A bill authored by House Energy and Commerce Committee Chairman Fred Upton (R-Mich.) to permanently strip the EPA of most authority to regulate greenhouse gas (“GHG”) emissions passed the House Energy and Power Subcommittee by voice vote on March 10, 2011. H.R. 910, “The Energy Tax Prevention Act,” (the “Act”) was introduced on March 3, 2011 after February hearings on the draft bill at which Troutman Sander’s D.C. partner Peter Glaser testified.
The Act essentially precludes EPA regulation of GHGs at stationary sources by amending the Clean Air Act (“CAA”) to expressly define GHGs as excluded from regulation. It contains certain limited exceptions to the regulatory prohibition, including allowing EPA to implement already promulgated emissions standards for passenger cars and trucks for Model Years 2012-2016 and previously proposed standards for medium and heavy-duty trucks for Model Years 2014-2018, allowing EPA to carry out certain activities relating to its renewable fuel standard program, allowing some Federal climate change research, allowing implementation of Title VI of the CAA relating to stratospheric ozone protection, and allowing EPA to require certain reporting of GHG emissions by utilities. The Act specifies, however, that the exceptions do not trigger regulatory obligations under the CAA’s Title V operating permit or Prevention of Significant Deterioration programs. While the Act expressly repeals a series of GHG regulations adopted by EPA in 2010 and invalidates changes states made to their State Implementation Plans and Title V permit programs, it does not preclude states from enacting their own GHG regulatory regimes.

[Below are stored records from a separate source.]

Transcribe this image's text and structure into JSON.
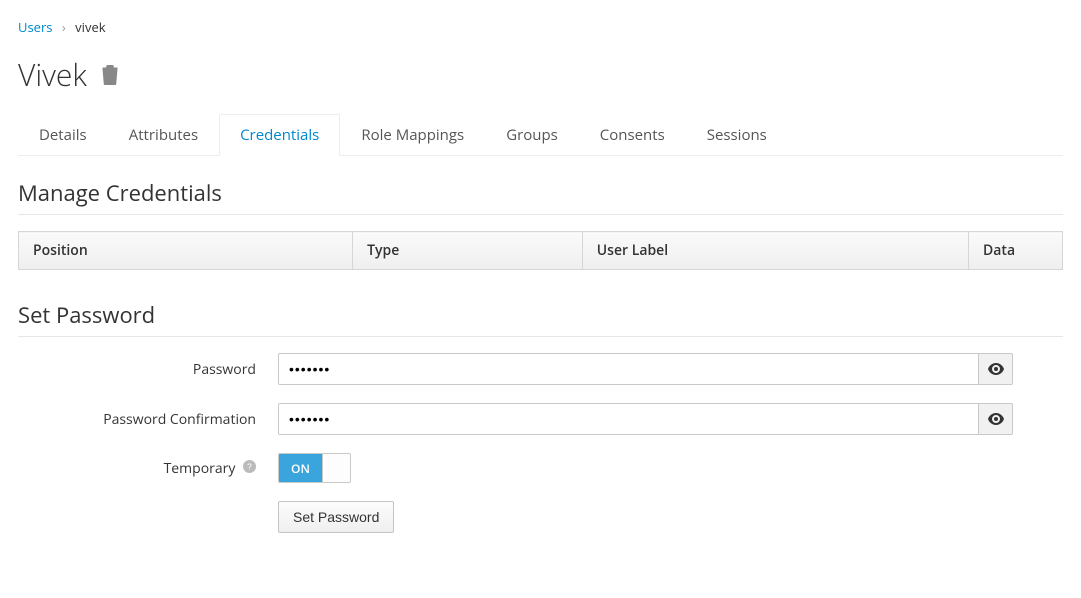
{
  "breadcrumb": {
    "parent": "Users",
    "current": "vivek"
  },
  "page_title": "Vivek",
  "tabs": [
    {
      "id": "details",
      "label": "Details",
      "active": false
    },
    {
      "id": "attributes",
      "label": "Attributes",
      "active": false
    },
    {
      "id": "credentials",
      "label": "Credentials",
      "active": true
    },
    {
      "id": "role-mappings",
      "label": "Role Mappings",
      "active": false
    },
    {
      "id": "groups",
      "label": "Groups",
      "active": false
    },
    {
      "id": "consents",
      "label": "Consents",
      "active": false
    },
    {
      "id": "sessions",
      "label": "Sessions",
      "active": false
    }
  ],
  "sections": {
    "manage_heading": "Manage Credentials",
    "set_password_heading": "Set Password"
  },
  "cred_table": {
    "headers": [
      "Position",
      "Type",
      "User Label",
      "Data"
    ]
  },
  "form": {
    "password_label": "Password",
    "password_value": "•••••••",
    "password_confirm_label": "Password Confirmation",
    "password_confirm_value": "•••••••",
    "temporary_label": "Temporary",
    "temporary_on": "ON",
    "submit_label": "Set Password"
  }
}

The legislation will go before the full House Energy and Commerce Committee for mark-up on Monday and Tuesday, March 14 and 15. Passage of the Act by the full House is expected, despite attempts by Energy and Commerce ranking member Henry Waxman (D-Calif.) to defeat the measure and Waxman’s offer to meet “without preconditions” with Republicans to draft a new bipartisan bill. Ed Whitfield (R-Ky.), who heads the Energy and Power Subcommittee, rejected Waxman’s calls to postpone passage of the Act but said bipartisanship may be possible later in the year on a comprehensive energy bill. The prospects for the bill in the Senate are likely to be more difficult.